- Finally, if the kids get up before you’re finished, you’re setting a powerful example for them. Your kids seeing you read your Bible and pray is worth way more than 18 years of church-going.
What do you need for your quiet time?
First, you’ll need a Bible. Your devotional Bible should be easy to read and one you are comfortable marking in. My Bible has dates and notes and underlining and circles all over it. It is a history of my spiritual life and growth. Yours will become the same as you mark it up.
Next, you will need marking tools. My favorite tools are pencils: regular for writing notes, and different colors for highlighting, circling, underlining, and so forth. Of course, you’ll want a pencil sharpener as well, to keep all those pencils working!
Then, you definitely need a reading guide of some sort. I periodically use a devotional. Some devotionals I’ve used include the following:
- Awaken: 90 Days with the God Who Speaks, by Priscilla Shirer.
- Made to Crave, by Lysa TerKeust

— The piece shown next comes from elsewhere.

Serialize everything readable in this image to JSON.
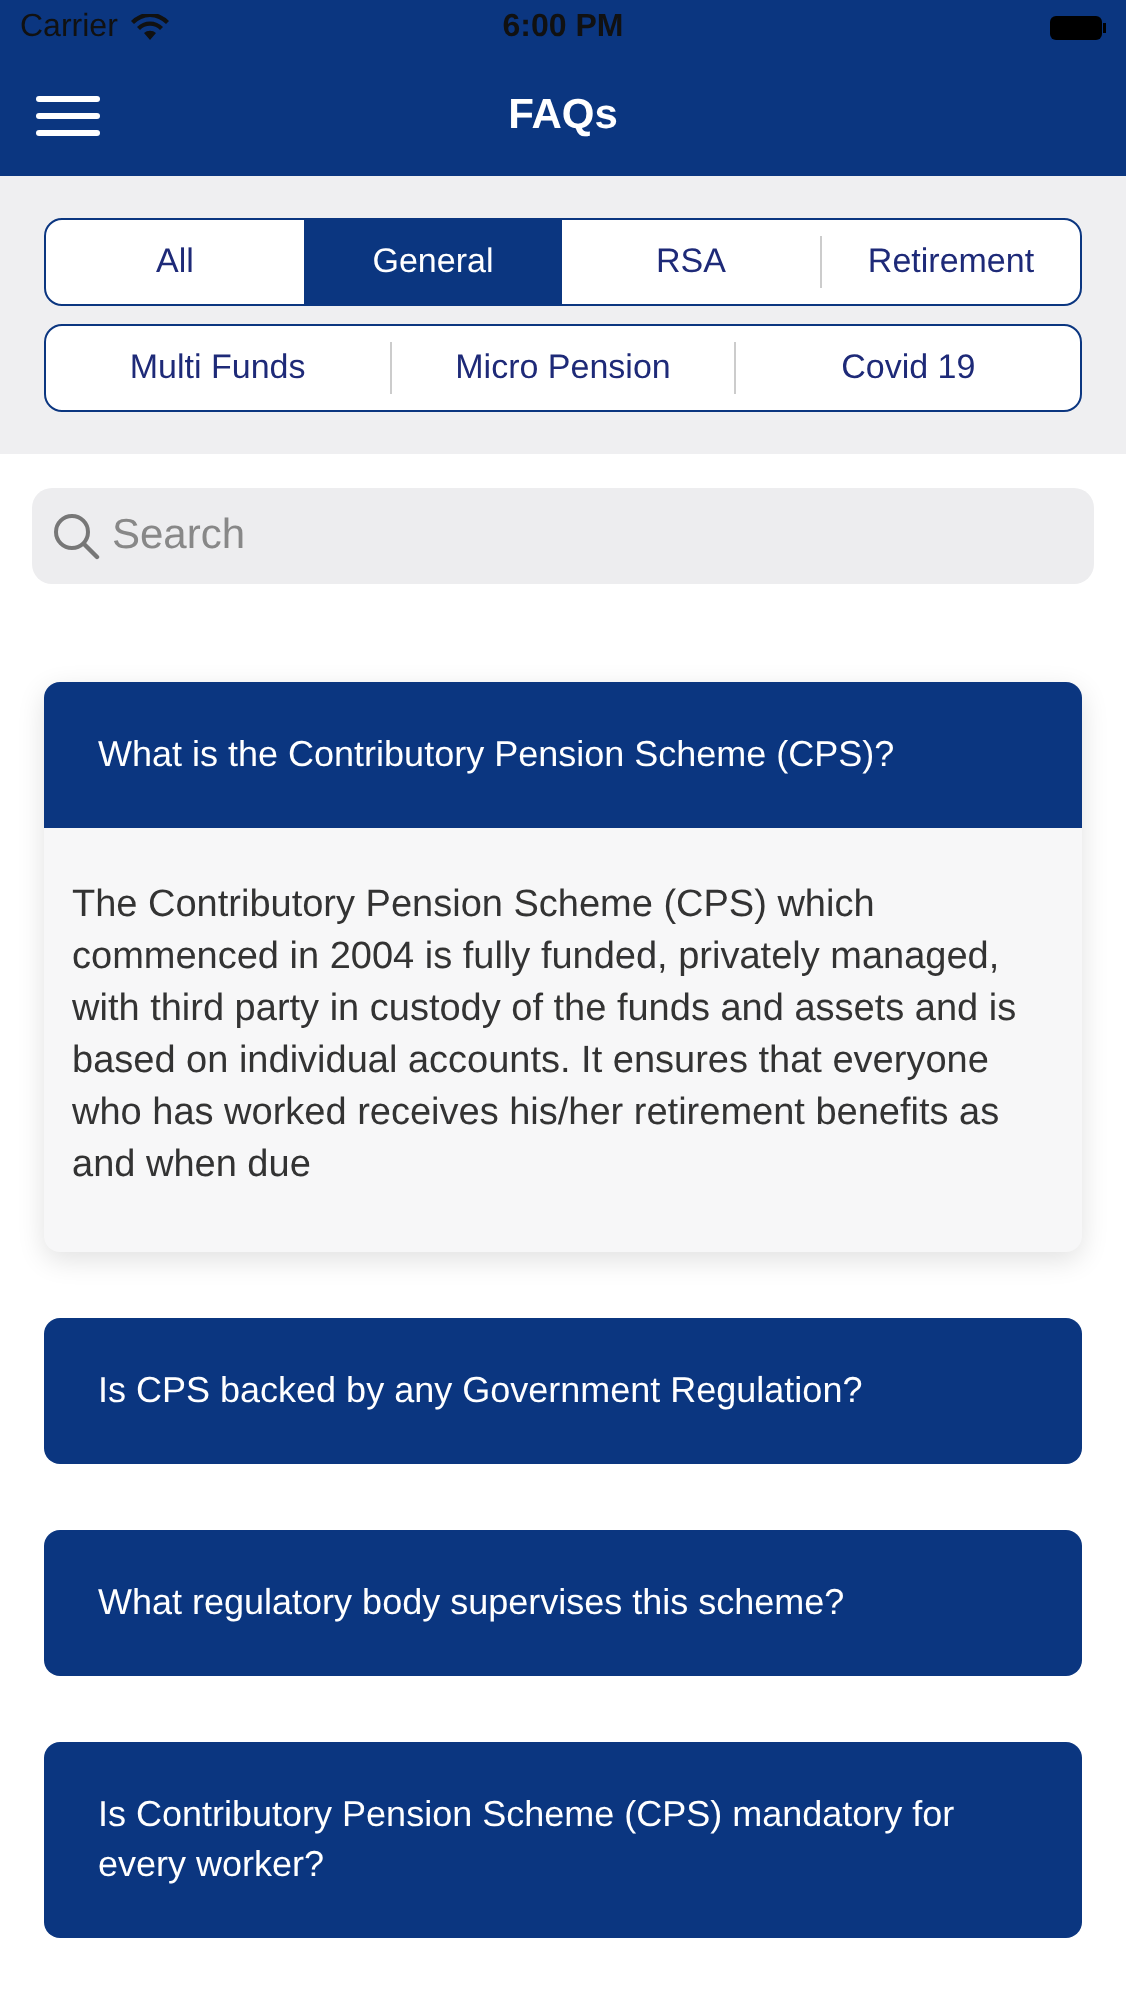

- Draw the Circle, by Mark Batterson
- The Prayer of Jabez Devotional, by Bruce Wilkinson
- The 40-Day Sugar Fast, by Wendy Speake
But even if you use a devotional book you’ll want to read from the Bible also. It may be only 4 or 5 verses – and that’s OK. The important thing is that no devotional, no matter how wonderful, is God’s Word. Only the Bible came to us from God Himself. If you want to spend time with Him and get to know Him, you need to be reading the Bible.
You may also want a journal. A journal serves many purposes: Recording your thoughts and insights while reading. Keeping a running list of prayer requests. Including intentional prayer lists that you use repeatedly. Recording how you will live God’s Word today. Writing out memory verses over and over and over again.No devotional, no matter how wonderful, is God's Word. No devotional, no matter how wonderful, will connect you to the Creator God like the Bible will. Click To Tweet
Using a journal is not only a good practice for your right-now life. It will also become a record of your spiritual battles, victories, failures, and sanctification. It will be a ‘memorial stone’ of God’s work in your life.
Finally, you may consider including a Christian living book on whatever area the Lord is dealing with you currently (forgiveness, marriage, parenting, love, spiritual disciplines, fasting, dreams, Jesus, and so on). This is not essential because reading good Christian books should never take the place of the Bible and prayer time.
Once you’ve identified what you need for your daily quiet time put them all in a bag, a tote, a box, a basket, or another container. Then, at the time you chose grab your tote, head to your spot, and meet the King of the Universe – who is waiting eagerly to spend time with you.
To Do Today
Three questions – where, when, what.
Answer them today. Gather your supplies today, using whatever you have on hand. Have a quiet time today, even if it’s not at the ‘right’ time. Then get up tomorrow, committed to your new – and delightful – habit of a daily quiet time.